Data for analysis: Begin
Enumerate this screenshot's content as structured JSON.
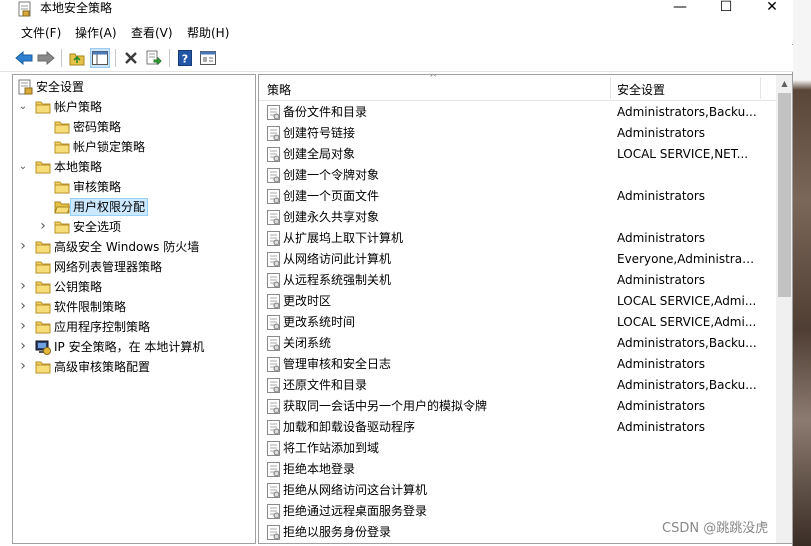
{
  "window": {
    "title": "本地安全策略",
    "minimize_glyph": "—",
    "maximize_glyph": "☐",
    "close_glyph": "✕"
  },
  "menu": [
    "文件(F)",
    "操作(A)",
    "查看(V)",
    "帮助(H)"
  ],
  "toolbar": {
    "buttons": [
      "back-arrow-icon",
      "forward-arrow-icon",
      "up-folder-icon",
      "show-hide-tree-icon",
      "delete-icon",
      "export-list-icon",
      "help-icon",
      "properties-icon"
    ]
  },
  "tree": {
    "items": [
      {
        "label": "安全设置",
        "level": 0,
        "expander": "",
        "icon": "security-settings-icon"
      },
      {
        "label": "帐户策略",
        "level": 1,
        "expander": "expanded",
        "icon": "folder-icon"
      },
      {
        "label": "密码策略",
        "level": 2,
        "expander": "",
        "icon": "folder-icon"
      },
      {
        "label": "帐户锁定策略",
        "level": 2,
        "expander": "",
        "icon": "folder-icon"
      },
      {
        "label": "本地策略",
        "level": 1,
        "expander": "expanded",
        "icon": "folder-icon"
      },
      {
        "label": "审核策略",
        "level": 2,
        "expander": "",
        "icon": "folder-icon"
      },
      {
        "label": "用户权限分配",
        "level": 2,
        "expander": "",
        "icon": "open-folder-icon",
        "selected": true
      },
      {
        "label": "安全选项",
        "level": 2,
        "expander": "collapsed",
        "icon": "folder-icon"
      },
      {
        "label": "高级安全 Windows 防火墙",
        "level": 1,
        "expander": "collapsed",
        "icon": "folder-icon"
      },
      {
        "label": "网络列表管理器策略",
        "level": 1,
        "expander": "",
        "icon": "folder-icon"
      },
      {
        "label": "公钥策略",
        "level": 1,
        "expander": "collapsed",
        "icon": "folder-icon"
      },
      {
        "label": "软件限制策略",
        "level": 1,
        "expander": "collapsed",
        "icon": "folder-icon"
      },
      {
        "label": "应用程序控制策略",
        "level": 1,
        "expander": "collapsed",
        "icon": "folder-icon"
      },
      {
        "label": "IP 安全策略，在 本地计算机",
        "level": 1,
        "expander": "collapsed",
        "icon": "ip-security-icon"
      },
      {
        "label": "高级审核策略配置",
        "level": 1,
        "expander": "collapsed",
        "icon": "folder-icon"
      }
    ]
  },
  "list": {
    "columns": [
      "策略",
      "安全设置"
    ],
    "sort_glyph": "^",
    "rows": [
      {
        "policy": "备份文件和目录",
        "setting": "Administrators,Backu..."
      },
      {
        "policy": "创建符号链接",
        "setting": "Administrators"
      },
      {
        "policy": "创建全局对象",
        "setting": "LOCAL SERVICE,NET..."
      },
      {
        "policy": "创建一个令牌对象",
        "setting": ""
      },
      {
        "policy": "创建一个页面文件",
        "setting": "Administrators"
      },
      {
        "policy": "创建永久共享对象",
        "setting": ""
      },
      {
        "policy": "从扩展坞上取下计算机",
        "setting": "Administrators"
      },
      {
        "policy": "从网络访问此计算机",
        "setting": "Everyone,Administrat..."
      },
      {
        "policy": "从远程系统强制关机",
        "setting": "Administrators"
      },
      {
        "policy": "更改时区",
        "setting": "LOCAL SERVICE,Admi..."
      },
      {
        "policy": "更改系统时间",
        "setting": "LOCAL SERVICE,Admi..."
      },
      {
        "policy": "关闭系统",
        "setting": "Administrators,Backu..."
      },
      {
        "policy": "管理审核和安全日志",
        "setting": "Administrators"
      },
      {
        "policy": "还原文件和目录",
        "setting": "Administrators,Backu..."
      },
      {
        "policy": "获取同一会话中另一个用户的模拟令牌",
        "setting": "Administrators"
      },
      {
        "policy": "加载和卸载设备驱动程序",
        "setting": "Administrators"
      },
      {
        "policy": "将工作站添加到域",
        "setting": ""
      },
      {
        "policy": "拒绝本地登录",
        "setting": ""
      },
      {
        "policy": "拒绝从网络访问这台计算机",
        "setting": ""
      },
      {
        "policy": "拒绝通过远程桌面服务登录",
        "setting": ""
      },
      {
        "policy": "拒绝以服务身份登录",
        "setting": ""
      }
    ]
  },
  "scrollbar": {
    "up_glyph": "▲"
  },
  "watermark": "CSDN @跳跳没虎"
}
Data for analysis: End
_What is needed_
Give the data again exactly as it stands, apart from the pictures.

_Expected output_
Enumerate this screenshot's content as structured JSON.
{
  "window": {
    "title": "本地安全策略",
    "minimize_glyph": "—",
    "maximize_glyph": "☐",
    "close_glyph": "✕"
  },
  "menu": [
    "文件(F)",
    "操作(A)",
    "查看(V)",
    "帮助(H)"
  ],
  "toolbar": {
    "buttons": [
      "back-arrow-icon",
      "forward-arrow-icon",
      "up-folder-icon",
      "show-hide-tree-icon",
      "delete-icon",
      "export-list-icon",
      "help-icon",
      "properties-icon"
    ]
  },
  "tree": {
    "items": [
      {
        "label": "安全设置",
        "level": 0,
        "expander": "",
        "icon": "security-settings-icon"
      },
      {
        "label": "帐户策略",
        "level": 1,
        "expander": "expanded",
        "icon": "folder-icon"
      },
      {
        "label": "密码策略",
        "level": 2,
        "expander": "",
        "icon": "folder-icon"
      },
      {
        "label": "帐户锁定策略",
        "level": 2,
        "expander": "",
        "icon": "folder-icon"
      },
      {
        "label": "本地策略",
        "level": 1,
        "expander": "expanded",
        "icon": "folder-icon"
      },
      {
        "label": "审核策略",
        "level": 2,
        "expander": "",
        "icon": "folder-icon"
      },
      {
        "label": "用户权限分配",
        "level": 2,
        "expander": "",
        "icon": "open-folder-icon",
        "selected": true
      },
      {
        "label": "安全选项",
        "level": 2,
        "expander": "collapsed",
        "icon": "folder-icon"
      },
      {
        "label": "高级安全 Windows 防火墙",
        "level": 1,
        "expander": "collapsed",
        "icon": "folder-icon"
      },
      {
        "label": "网络列表管理器策略",
        "level": 1,
        "expander": "",
        "icon": "folder-icon"
      },
      {
        "label": "公钥策略",
        "level": 1,
        "expander": "collapsed",
        "icon": "folder-icon"
      },
      {
        "label": "软件限制策略",
        "level": 1,
        "expander": "collapsed",
        "icon": "folder-icon"
      },
      {
        "label": "应用程序控制策略",
        "level": 1,
        "expander": "collapsed",
        "icon": "folder-icon"
      },
      {
        "label": "IP 安全策略，在 本地计算机",
        "level": 1,
        "expander": "collapsed",
        "icon": "ip-security-icon"
      },
      {
        "label": "高级审核策略配置",
        "level": 1,
        "expander": "collapsed",
        "icon": "folder-icon"
      }
    ]
  },
  "list": {
    "columns": [
      "策略",
      "安全设置"
    ],
    "sort_glyph": "^",
    "rows": [
      {
        "policy": "备份文件和目录",
        "setting": "Administrators,Backu..."
      },
      {
        "policy": "创建符号链接",
        "setting": "Administrators"
      },
      {
        "policy": "创建全局对象",
        "setting": "LOCAL SERVICE,NET..."
      },
      {
        "policy": "创建一个令牌对象",
        "setting": ""
      },
      {
        "policy": "创建一个页面文件",
        "setting": "Administrators"
      },
      {
        "policy": "创建永久共享对象",
        "setting": ""
      },
      {
        "policy": "从扩展坞上取下计算机",
        "setting": "Administrators"
      },
      {
        "policy": "从网络访问此计算机",
        "setting": "Everyone,Administrat..."
      },
      {
        "policy": "从远程系统强制关机",
        "setting": "Administrators"
      },
      {
        "policy": "更改时区",
        "setting": "LOCAL SERVICE,Admi..."
      },
      {
        "policy": "更改系统时间",
        "setting": "LOCAL SERVICE,Admi..."
      },
      {
        "policy": "关闭系统",
        "setting": "Administrators,Backu..."
      },
      {
        "policy": "管理审核和安全日志",
        "setting": "Administrators"
      },
      {
        "policy": "还原文件和目录",
        "setting": "Administrators,Backu..."
      },
      {
        "policy": "获取同一会话中另一个用户的模拟令牌",
        "setting": "Administrators"
      },
      {
        "policy": "加载和卸载设备驱动程序",
        "setting": "Administrators"
      },
      {
        "policy": "将工作站添加到域",
        "setting": ""
      },
      {
        "policy": "拒绝本地登录",
        "setting": ""
      },
      {
        "policy": "拒绝从网络访问这台计算机",
        "setting": ""
      },
      {
        "policy": "拒绝通过远程桌面服务登录",
        "setting": ""
      },
      {
        "policy": "拒绝以服务身份登录",
        "setting": ""
      }
    ]
  },
  "scrollbar": {
    "up_glyph": "▲"
  },
  "watermark": "CSDN @跳跳没虎"
}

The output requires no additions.